The ideals heavily influenced Louis’ early reign and he attempted reforms that agreed with these principles. These reforms included efforts to abolish serfdom, remove the taille, and increase tolerance toward non-Catholics. The reaction by the more tradition bound and conservative French nobility angrily opposed their implementation with great success. The failure to enforce his reforms increased discontent among the common people who felt that Louis should have been bold in his leadership when confronting the French Nobility.
During the early part of his reign came the American Revolution from Great Britain, France’s long time enemy. The American Revolution was also influenced by Age of Enlightenment ideals which Louis supported. From 1776 Louis XVI actively supported the North American colonists, by supplying troops, food and money. The French were very instrumental in assisting the colonies in their war for independence which was realized in the 1783 Treaty of Paris. Although the French were triumphant against Britain, the ensuing debt and financial crisis contributed to the unpopularity of the Ancien Régime which culminated at the Estates-General of 1789 for the first time in over one hundred years.
Although Louis was favorable toward Enlightenment ideals he was still an absolute monarch and the principles of absolute monarchy were also well instilled within him and his queen, Marie-Antoinette. I could do a whole series on Marie-Antoinette and in the future I am sure I will. Louis married Marie-Antoinette when she was only 15 and he was 16. I am that placing these strangers together at such a young age contributed to their development. Part of the Palace system was living in isolation at court which helped them live lives cut off from the common people and their circumstances.

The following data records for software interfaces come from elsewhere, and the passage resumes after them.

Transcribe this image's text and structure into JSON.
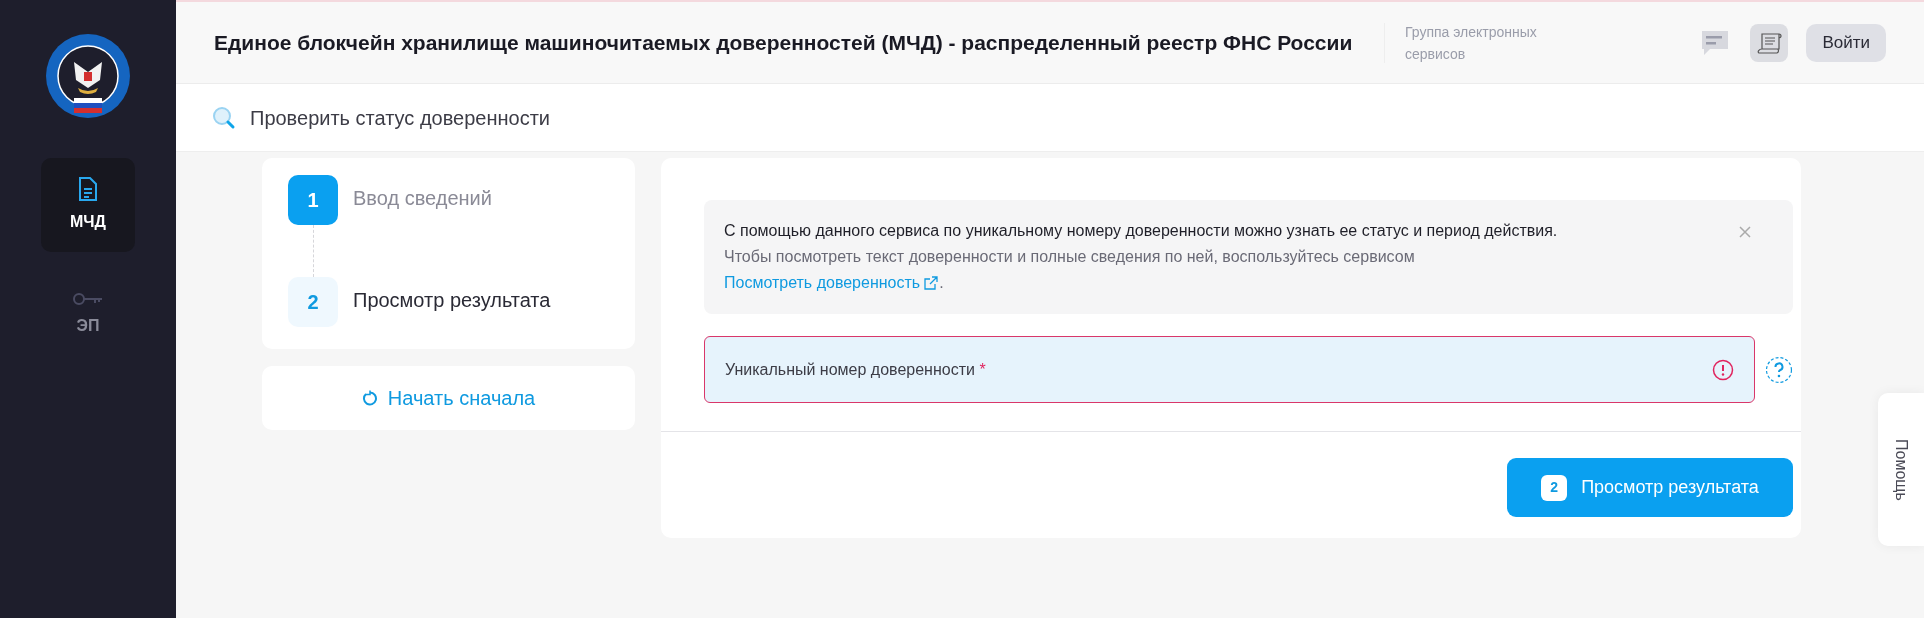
{
  "header": {
    "title": "Единое блокчейн хранилище машиночитаемых доверенностей (МЧД) - распределенный реестр ФНС России",
    "group": "Группа электронных сервисов",
    "login": "Войти"
  },
  "sidebar": {
    "items": [
      {
        "label": "МЧД",
        "kind": "document",
        "selected": true
      },
      {
        "label": "ЭП",
        "kind": "key",
        "selected": false
      }
    ]
  },
  "subheader": {
    "title": "Проверить статус доверенности"
  },
  "steps": [
    {
      "number": "1",
      "label": "Ввод сведений",
      "selected": true
    },
    {
      "number": "2",
      "label": "Просмотр результата",
      "selected": false
    }
  ],
  "restart": "Начать сначала",
  "info": {
    "text": "С помощью данного сервиса по уникальному номеру доверенности можно узнать ее статус и период действия.",
    "hint": "Чтобы посмотреть текст доверенности и полные сведения по ней, воспользуйтесь сервисом",
    "link": "Посмотреть доверенность",
    "after_link": "."
  },
  "field": {
    "placeholder": "Уникальный номер доверенности",
    "required_mark": "*",
    "error": true
  },
  "submit": {
    "number": "2",
    "label": "Просмотр результата"
  },
  "help_tab": "Помощь"
}
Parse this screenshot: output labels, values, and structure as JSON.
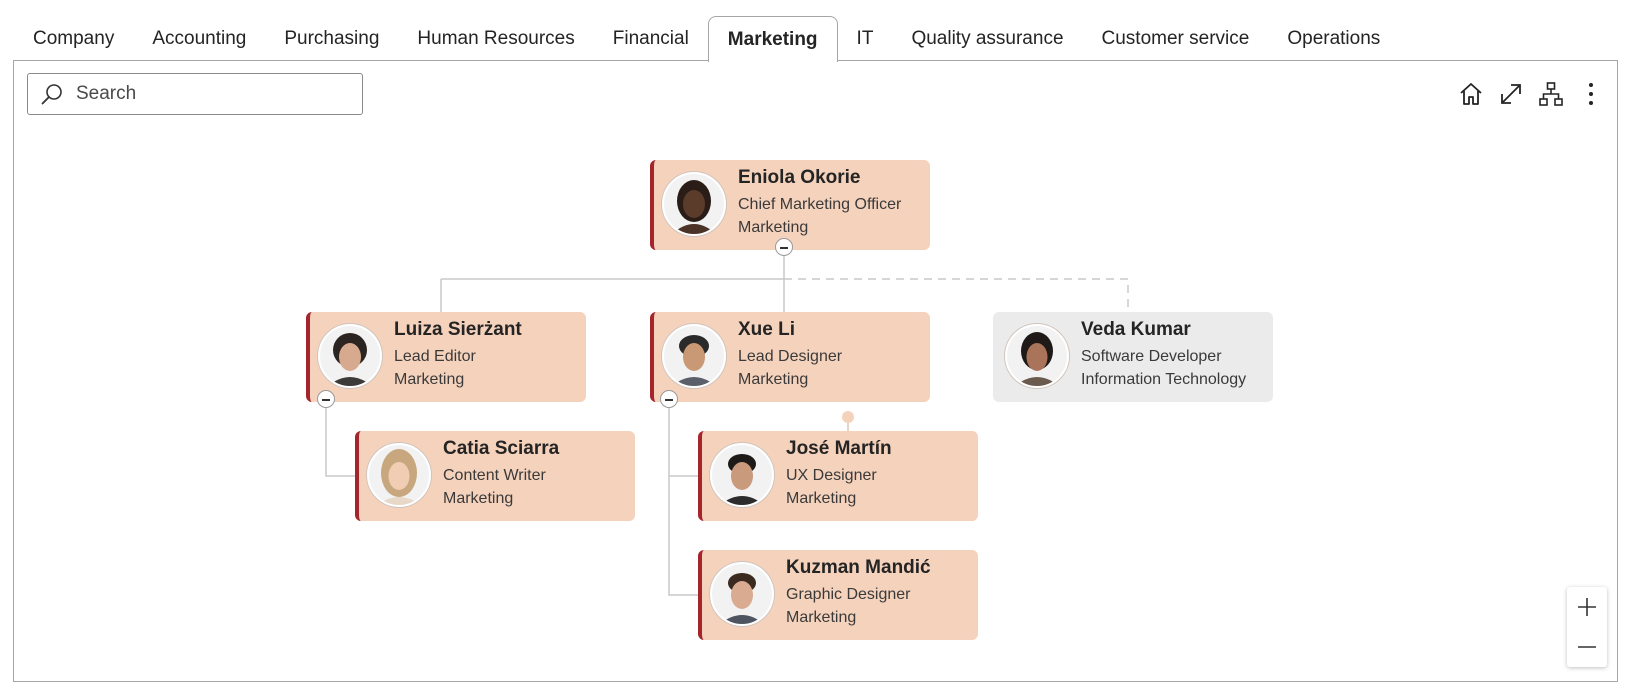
{
  "tabs": [
    {
      "label": "Company"
    },
    {
      "label": "Accounting"
    },
    {
      "label": "Purchasing"
    },
    {
      "label": "Human Resources"
    },
    {
      "label": "Financial"
    },
    {
      "label": "Marketing",
      "active": true
    },
    {
      "label": "IT"
    },
    {
      "label": "Quality assurance"
    },
    {
      "label": "Customer service"
    },
    {
      "label": "Operations"
    }
  ],
  "search": {
    "placeholder": "Search",
    "value": "",
    "icon": "search-icon"
  },
  "toolbar": {
    "icons": [
      "home-icon",
      "expand-icon",
      "org-chart-icon",
      "more-vertical-icon"
    ]
  },
  "colors": {
    "node_bg": "#f5d2bc",
    "node_accent": "#a4262c",
    "other_node_bg": "#ebebeb",
    "connector": "#c8c8c8"
  },
  "nodes": {
    "eniola": {
      "name": "Eniola Okorie",
      "title": "Chief Marketing Officer",
      "department": "Marketing"
    },
    "luiza": {
      "name": "Luiza Sierżant",
      "title": "Lead Editor",
      "department": "Marketing"
    },
    "xue": {
      "name": "Xue Li",
      "title": "Lead Designer",
      "department": "Marketing"
    },
    "veda": {
      "name": "Veda Kumar",
      "title": "Software Developer",
      "department": "Information Technology"
    },
    "catia": {
      "name": "Catia Sciarra",
      "title": "Content Writer",
      "department": "Marketing"
    },
    "jose": {
      "name": "José Martín",
      "title": "UX Designer",
      "department": "Marketing"
    },
    "kuzman": {
      "name": "Kuzman Mandić",
      "title": "Graphic Designer",
      "department": "Marketing"
    }
  },
  "zoom": {
    "in_icon": "plus-icon",
    "out_icon": "minus-icon"
  }
}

Maria Antonia Josepha was born an Archduchess of Austria, was Dauphine of France from 1770 to 1774 and Queen of France and Navarre from 1774 to 1792. She was the fifteenth and penultimate child of Holy Roman Empress Maria Theresa, Archduchess of Austria and Holy Roman Emperor Franz I. Was she the villain revolutionaries made her out to be? Was she a victim of her times? That is a question for another blog entry. The French people initially fell in love with the young princess from Austria, but after a few scandals and rumors of her extravagant lifestyle she became very disliked among the French population. As we shall see in the final chapter her greatest ‘sin” is that helped her husband and herself in their own downfall was the principles of absolute monarchy which helped place her and Louis so out of touch with the people and their times.